For 200 years, representative government has drawn its strength from diversity, and from the idea that the shape of the nation lies in the hands of all citizens, not just those of proper pedigree— hereditary, academic, or otherwise.
Not surprisingly, the priesthood that has long been a source of legitimate resentment on the part of the rest of the country is a source of pride at Harvard. In the 1982-83 Kennedy School bulletin, Elliot Richardson engages in the usual alumni puffery (“Harvard is as old as antiquity and as new as tomorrow’s Nobel Prize-winning discovery”), but he also waxes off onto an entirely different plane: “What Harvard stands for is more important to me than what it is or what it has done. Harvard for me is John Winthrop’s city upon a hill; the eyes of all people are upon it.”
In that one bit of chauvinistic fluff, Richardson put his finger right on the justification not only for the Kennedy School, but for the whole honeycombed system of meritocratic professionalism that Harvard symbolizes. The real city on a hill John Winthrop saw when he sailed into Massachusetts Bay, the real New Jerusalem, was, of course, America itself. But here in the hands of Harvard the democratic promise of the New World and the meritocratic promise of professionalism become one and the same. Harvard doesn’t hate America, it mistakes itself for it. Thus Derek Bok could propose last year that colleges should make financial aid decisions solely on the basis of SAT scores—how else should it be? The credentials say it all. In the America of his dreams, anyone can grow up to be president, but he’ll be a better president if Harvard screens him first.

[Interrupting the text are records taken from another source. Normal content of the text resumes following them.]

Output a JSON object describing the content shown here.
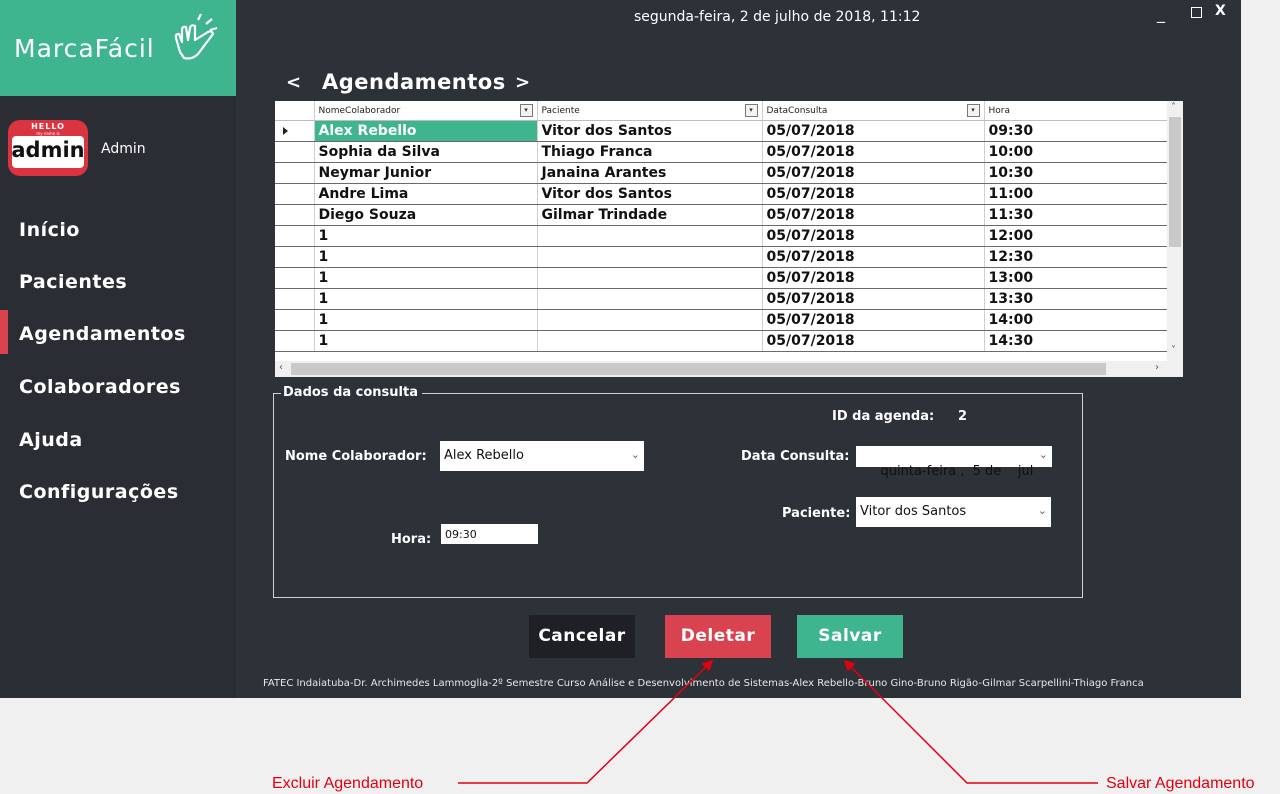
{
  "app": {
    "logo_text": "MarcaFácil",
    "datetime": "segunda-feira, 2 de julho de 2018, 11:12",
    "window_controls": {
      "minimize": "_",
      "maximize_icon": "square-icon",
      "close": "X"
    }
  },
  "user": {
    "badge_hello": "HELLO",
    "badge_sub": "my name is",
    "badge_name": "admin",
    "name": "Admin"
  },
  "sidebar": {
    "items": [
      {
        "label": "Início",
        "active": false
      },
      {
        "label": "Pacientes",
        "active": false
      },
      {
        "label": "Agendamentos",
        "active": true
      },
      {
        "label": "Colaboradores",
        "active": false
      },
      {
        "label": "Ajuda",
        "active": false
      },
      {
        "label": "Configurações",
        "active": false
      }
    ]
  },
  "page": {
    "prev": "<",
    "title": "Agendamentos",
    "next": ">"
  },
  "grid": {
    "columns": [
      "NomeColaborador",
      "Paciente",
      "DataConsulta",
      "Hora"
    ],
    "selected_row": 0,
    "rows": [
      [
        "Alex Rebello",
        "Vitor dos Santos",
        "05/07/2018",
        "09:30"
      ],
      [
        "Sophia da Silva",
        "Thiago Franca",
        "05/07/2018",
        "10:00"
      ],
      [
        "Neymar Junior",
        "Janaina Arantes",
        "05/07/2018",
        "10:30"
      ],
      [
        "Andre Lima",
        "Vitor dos Santos",
        "05/07/2018",
        "11:00"
      ],
      [
        "Diego Souza",
        "Gilmar Trindade",
        "05/07/2018",
        "11:30"
      ],
      [
        "1",
        "",
        "05/07/2018",
        "12:00"
      ],
      [
        "1",
        "",
        "05/07/2018",
        "12:30"
      ],
      [
        "1",
        "",
        "05/07/2018",
        "13:00"
      ],
      [
        "1",
        "",
        "05/07/2018",
        "13:30"
      ],
      [
        "1",
        "",
        "05/07/2018",
        "14:00"
      ],
      [
        "1",
        "",
        "05/07/2018",
        "14:30"
      ]
    ]
  },
  "form": {
    "group_title": "Dados da consulta",
    "id_label": "ID da agenda:",
    "id_value": "2",
    "colaborador_label": "Nome Colaborador:",
    "colaborador_value": "Alex Rebello",
    "data_label": "Data Consulta:",
    "data_value": "quinta-feira ,  5 de    jul",
    "paciente_label": "Paciente:",
    "paciente_value": "Vitor dos Santos",
    "hora_label": "Hora:",
    "hora_value": "09:30"
  },
  "buttons": {
    "cancel": "Cancelar",
    "delete": "Deletar",
    "save": "Salvar"
  },
  "footer": "FATEC Indaiatuba-Dr. Archimedes Lammoglia-2º Semestre Curso Análise e Desenvolvimento de Sistemas-Alex Rebello-Bruno Gino-Bruno Rigão-Gilmar Scarpellini-Thiago Franca",
  "annotations": {
    "delete": "Excluir Agendamento",
    "save": "Salvar Agendamento"
  },
  "colors": {
    "accent": "#3fb58f",
    "danger": "#d9434f",
    "background": "#2d3138",
    "sidebar": "#2a2d33",
    "annotation": "#e3000f"
  }
}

Luckily, the real greatness of the American democratic system always seems to poke its head through at appropriate moments. When the idea of dropping the name Kennedy from the school was raised in 1981, all of the models and specialized knowledge in the world could not have told Graham Allison and the other administrators just how unpopular the idea would be. The only way they could have known was to venture far enough beyond the ivory tower to learn of the bond that connected the people of Cambridge, Massachusetts, to John F. Kennedy—and to apply some human, political judgments all citizens should know how to make. But of course they didn’t have to go to Harvard to learn that.